The service costs $4.99 per month and is included as part of the purchase of many Apple devices or to students who subscribe to Apple Music.
7) WarnerMedia restructures
Ahead of its launch of streaming service HBO Max this spring—which will include such popular series as Game of Thrones, Friends and The Big Bang Theory—WarnerMedia reorganized. To that end, it named Bob Greenblatt chairman of WarnerMedia Entertainment and extended Kevin Reilly as chief content officer of HBO Max and head of TNT, TBS and truTV through 2022.
WarnerMedia also promoted Jeff Zucker to chairman of WarnerMedia news and sports from his prior post as president of CNN Worldwide.
8) Top TV producers score lucrative deals
As TV gets all the more competitive, top TV producers, creators and showrunners are able to demand lucrative deals with studios.
To wit, this year J.J. Abrams, who is just releasing Star Wars: The Rise of Skywalker, agreed to a $500 million multi-year deal with WarnerMedia, while David Benioff and D.B. Weiss, the creators and showrunners of Game of Thrones, signed a $200 multi-year deal to produce for Netflix. Dan Fogelman, creator and showrunner of NBC’s This Is Us, agreed to $125 million to stay at Twentieth Century Fox, which is now owned by Disney. And just this week, Sharon Horgan, creator of Catastrophe and Divorce, signed a deal with Apple.

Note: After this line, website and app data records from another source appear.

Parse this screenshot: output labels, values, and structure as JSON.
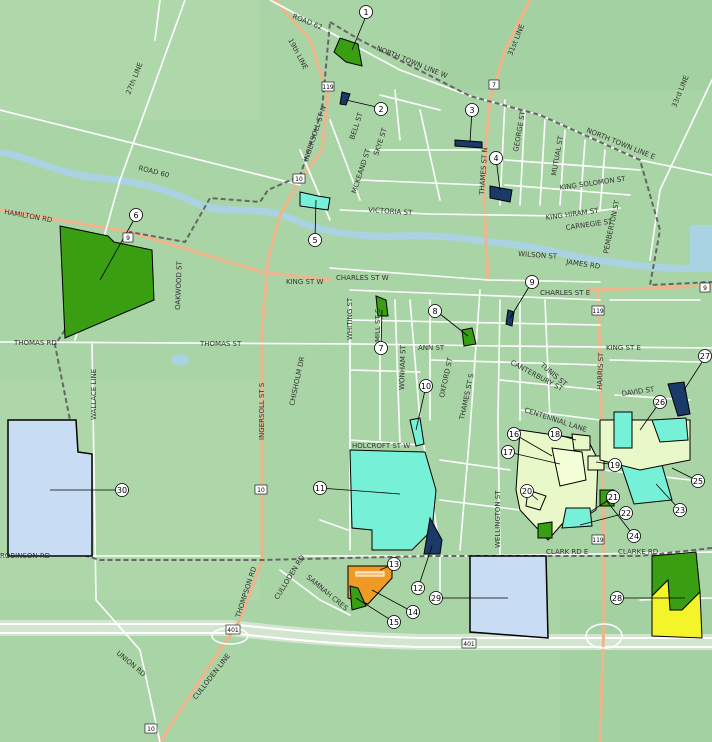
{
  "map": {
    "colors": {
      "background": "#a9d4a6",
      "road": "#ffffff",
      "highway": "#f0b48c",
      "water": "#a9d3e3",
      "boundary": "#666666",
      "green_parcel": "#3a9e12",
      "dark_blue_parcel": "#1a3a6a",
      "aqua_parcel": "#76f0d6",
      "light_blue_parcel": "#c8dcf4",
      "orange_parcel": "#f09a26",
      "yellow_parcel": "#f4f42a",
      "pale_green_parcel": "#e8f8c8"
    },
    "road_labels": {
      "road62": "ROAD 62",
      "line19": "19th LINE",
      "north_town_line_w": "NORTH TOWN LINE W",
      "north_town_line_e": "NORTH TOWN LINE E",
      "line31": "31st LINE",
      "line27": "27th LINE",
      "line33": "33rd LINE",
      "road60": "ROAD 60",
      "hamilton_rd": "HAMILTON RD",
      "ingersoll_st_n": "INGERSOLL ST N",
      "bell_st": "BELL ST",
      "skye_st": "SKYE ST",
      "mckeand_st": "MCKEAND ST",
      "victoria_st": "VICTORIA ST",
      "george_st": "GEORGE ST",
      "thames_st_n": "THAMES ST N",
      "mutual_st": "MUTUAL ST",
      "king_solomon_st": "KING SOLOMON ST",
      "king_hiram_st": "KING HIRAM ST",
      "carnegie_st": "CARNEGIE ST",
      "pemberton_st": "PEMBERTON ST",
      "wilson_st": "WILSON ST",
      "james_rd": "JAMES RD",
      "king_st_w": "KING ST W",
      "charles_st_w": "CHARLES ST W",
      "charles_st_e": "CHARLES ST E",
      "oakwood_st": "OAKWOOD ST",
      "thomas_rd": "THOMAS RD",
      "thomas_st": "THOMAS ST",
      "whiting_st": "WHITING ST",
      "mill_st_s": "MILL ST S",
      "wonham_st": "WONHAM ST",
      "ann_st": "ANN ST",
      "oxford_st": "OXFORD ST",
      "thames_st_s": "THAMES ST S",
      "king_st_e": "KING ST E",
      "tunis_st": "TUNIS ST",
      "canterbury_st": "CANTERBURY ST",
      "harris_st": "HARRIS ST",
      "david_st": "DAVID ST",
      "centennial_lane": "CENTENNIAL LANE",
      "wallace_line": "WALLACE LINE",
      "chisholm_dr": "CHISHOLM DR",
      "ingersoll_st_s": "INGERSOLL ST S",
      "holcroft_st_w": "HOLCROFT ST W",
      "wellington_st": "WELLINGTON ST",
      "clark_rd_e": "CLARK RD E",
      "clarke_rd": "CLARKE RD",
      "robinson_rd": "ROBINSON RD",
      "thompson_rd": "THOMPSON RD",
      "culloden_rd": "CULLODEN RD",
      "samnah_cres": "SAMNAH CRES",
      "culloden_line": "CULLODEN LINE",
      "union_rd": "UNION RD"
    },
    "route_shields": [
      "119",
      "7",
      "10",
      "9",
      "119",
      "9",
      "119",
      "10",
      "401",
      "401",
      "10"
    ],
    "parcel_labels": [
      "1",
      "2",
      "3",
      "4",
      "5",
      "6",
      "7",
      "8",
      "9",
      "10",
      "11",
      "12",
      "13",
      "14",
      "15",
      "16",
      "17",
      "18",
      "19",
      "20",
      "21",
      "22",
      "23",
      "24",
      "25",
      "26",
      "27",
      "28",
      "29",
      "30"
    ]
  }
}
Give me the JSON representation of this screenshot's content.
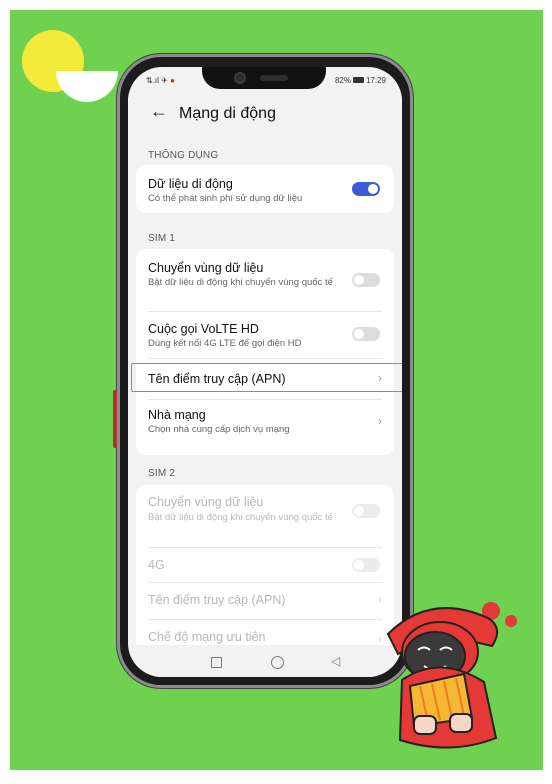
{
  "status_bar": {
    "left": "⇅.ıl ✈",
    "record": "●",
    "battery": "82%",
    "time": "17:29"
  },
  "header": {
    "title": "Mạng di động"
  },
  "sections": {
    "common": "THÔNG DỤNG",
    "sim1": "SIM 1",
    "sim2": "SIM 2"
  },
  "common": {
    "mobile_data": {
      "title": "Dữ liệu di động",
      "subtitle": "Có thể phát sinh phí sử dụng dữ liệu",
      "enabled": true
    }
  },
  "sim1": {
    "roaming": {
      "title": "Chuyển vùng dữ liệu",
      "subtitle": "Bật dữ liệu di động khi chuyển vùng quốc tế",
      "enabled": false
    },
    "volte": {
      "title": "Cuộc gọi VoLTE HD",
      "subtitle": "Dùng kết nối 4G LTE để gọi điện HD",
      "enabled": false
    },
    "apn": {
      "title": "Tên điểm truy cập (APN)"
    },
    "carrier": {
      "title": "Nhà mạng",
      "subtitle": "Chọn nhà cung cấp dịch vụ mạng"
    }
  },
  "sim2": {
    "roaming": {
      "title": "Chuyển vùng dữ liệu",
      "subtitle": "Bật dữ liệu di động khi chuyển vùng quốc tế"
    },
    "fourg": {
      "title": "4G"
    },
    "apn": {
      "title": "Tên điểm truy cập (APN)"
    },
    "preferred": {
      "title": "Chế độ mạng ưu tiên"
    }
  },
  "icons": {
    "back": "arrow-left-icon",
    "chevron": "chevron-right-icon"
  },
  "colors": {
    "background": "#6fd14f",
    "toggle_on": "#3b5bdb",
    "highlight": "#4bbf3c"
  }
}
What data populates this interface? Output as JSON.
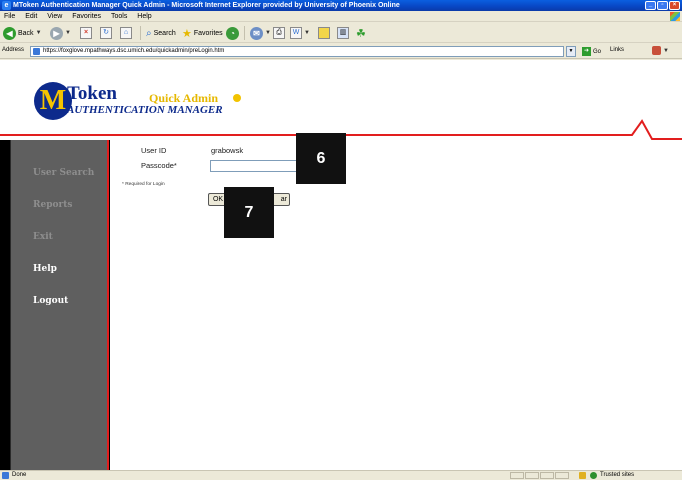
{
  "window": {
    "title": "MToken Authentication Manager Quick Admin - Microsoft Internet Explorer provided by University of Phoenix Online"
  },
  "menu": [
    "File",
    "Edit",
    "View",
    "Favorites",
    "Tools",
    "Help"
  ],
  "toolbar": {
    "back_label": "Back",
    "search_label": "Search",
    "favorites_label": "Favorites"
  },
  "address": {
    "label": "Address",
    "url": "https://foxglove.mpathways.dsc.umich.edu/quickadmin/preLogin.htm",
    "go_label": "Go",
    "links_label": "Links"
  },
  "header": {
    "logo_letter": "M",
    "brand_token": "Token",
    "brand_quick": "Quick Admin",
    "brand_sub": "AUTHENTICATION MANAGER"
  },
  "sidebar": {
    "items": [
      {
        "label": "User Search",
        "state": "disabled"
      },
      {
        "label": "Reports",
        "state": "disabled"
      },
      {
        "label": "Exit",
        "state": "disabled"
      },
      {
        "label": "Help",
        "state": "enabled"
      },
      {
        "label": "Logout",
        "state": "enabled"
      }
    ]
  },
  "form": {
    "user_id_label": "User ID",
    "user_id_value": "grabowsk",
    "passcode_label": "Passcode*",
    "passcode_value": "",
    "required_note": "* Required for Login",
    "ok_label": "OK",
    "clear_label": "ar"
  },
  "callouts": [
    "6",
    "7"
  ],
  "status": {
    "text": "Done",
    "zone": "Trusted sites"
  },
  "colors": {
    "accent_red": "#e21e1e",
    "umich_blue": "#0d2a8c",
    "umich_maize": "#f2c300",
    "sidebar_bg": "#5f5f5f"
  }
}
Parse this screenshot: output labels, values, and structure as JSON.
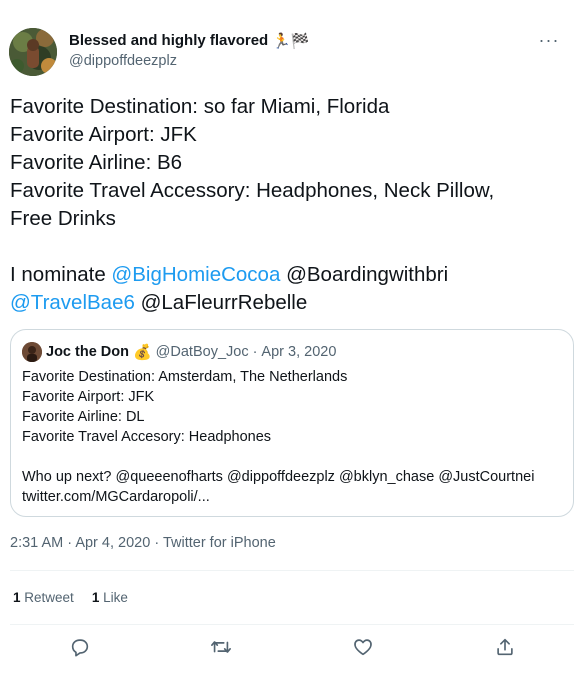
{
  "author": {
    "display_name": "Blessed and highly flavored",
    "name_emoji": "🏃🏁",
    "handle": "@dippoffdeezplz"
  },
  "tweet": {
    "lines": [
      "Favorite Destination: so far Miami, Florida",
      "Favorite Airport: JFK",
      "Favorite Airline: B6",
      "Favorite Travel Accessory: Headphones, Neck Pillow,",
      "Free Drinks"
    ],
    "nominate_prefix": "I nominate ",
    "mentions": [
      "@BigHomieCocoa",
      "@Boardingwithbri",
      "@TravelBae6",
      "@LaFleurrRebelle"
    ]
  },
  "quote": {
    "name": "Joc the Don",
    "name_emoji": "💰",
    "handle": "@DatBoy_Joc",
    "separator": "·",
    "date": "Apr 3, 2020",
    "lines": [
      "Favorite Destination: Amsterdam, The Netherlands",
      "Favorite Airport: JFK",
      "Favorite Airline: DL",
      "Favorite Travel Accesory: Headphones"
    ],
    "last_line": "Who up next? @queeenofharts @dippoffdeezplz @bklyn_chase @JustCourtnei",
    "link": "twitter.com/MGCardaropoli/..."
  },
  "meta": {
    "time": "2:31 AM",
    "separator": "·",
    "date": "Apr 4, 2020",
    "source": "Twitter for iPhone"
  },
  "stats": {
    "retweets_count": "1",
    "retweets_label": "Retweet",
    "likes_count": "1",
    "likes_label": "Like"
  },
  "icons": {
    "more": "more-icon",
    "reply": "reply-icon",
    "retweet": "retweet-icon",
    "like": "like-icon",
    "share": "share-icon"
  },
  "colors": {
    "accent": "#1d9bf0",
    "text": "#0f1419",
    "secondary": "#536471",
    "border": "#cfd9de",
    "divider": "#eff3f4"
  }
}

9) US Women again dominate Women’s World Cup
One of the biggest sports stories of this off-Olympics year was the U.S. Women’s Team’s complete domination of the Women’s World Cup, which was carried in the U.S. by Fox Sports and Telemundo.
The U.S. women scored a record fourth title and became only the second team, after Germany, to retain their title for two straight World Cups.
The U.S. Women’s Team also became a part of the #MeToo storyline, after they protested being paid so much less than their male counterparts while performing so much better on the world stage. Two dozen members of the USWT filed a gender discrimination lawsuit against U.S. Soccer in March and a judge in November ruled that any women who had played soccer for the organization could be counted as part of a class-action lawsuit. That case is still ongoing.
10) Nexstar finalizes acquisition of Tribune Media
Years of trying to figure out the future of beleaguered Tribune Media finally came to a close in September, when Nexstar completed its acquisition of Tribune Media.
For years before that, Sinclair Broadcast Group had been trying to buy the media group, which included TV stations in top markets New York, Los Angeles and Chicago, but the government finally blocked that deal over regulatory issues, allowing Nexstar to swoop in.
Just as the government had required Sinclair to do, Nexstar had to divest some stations to keep it under FCC-regulated media ownership caps. Tegna purchased 11 stations, mostly Fox and ABC affiliates, in small and medium-sized markets for $740 million, while Scripps paid $580 million for eight stations, including WPIX New York and WSFL Miami.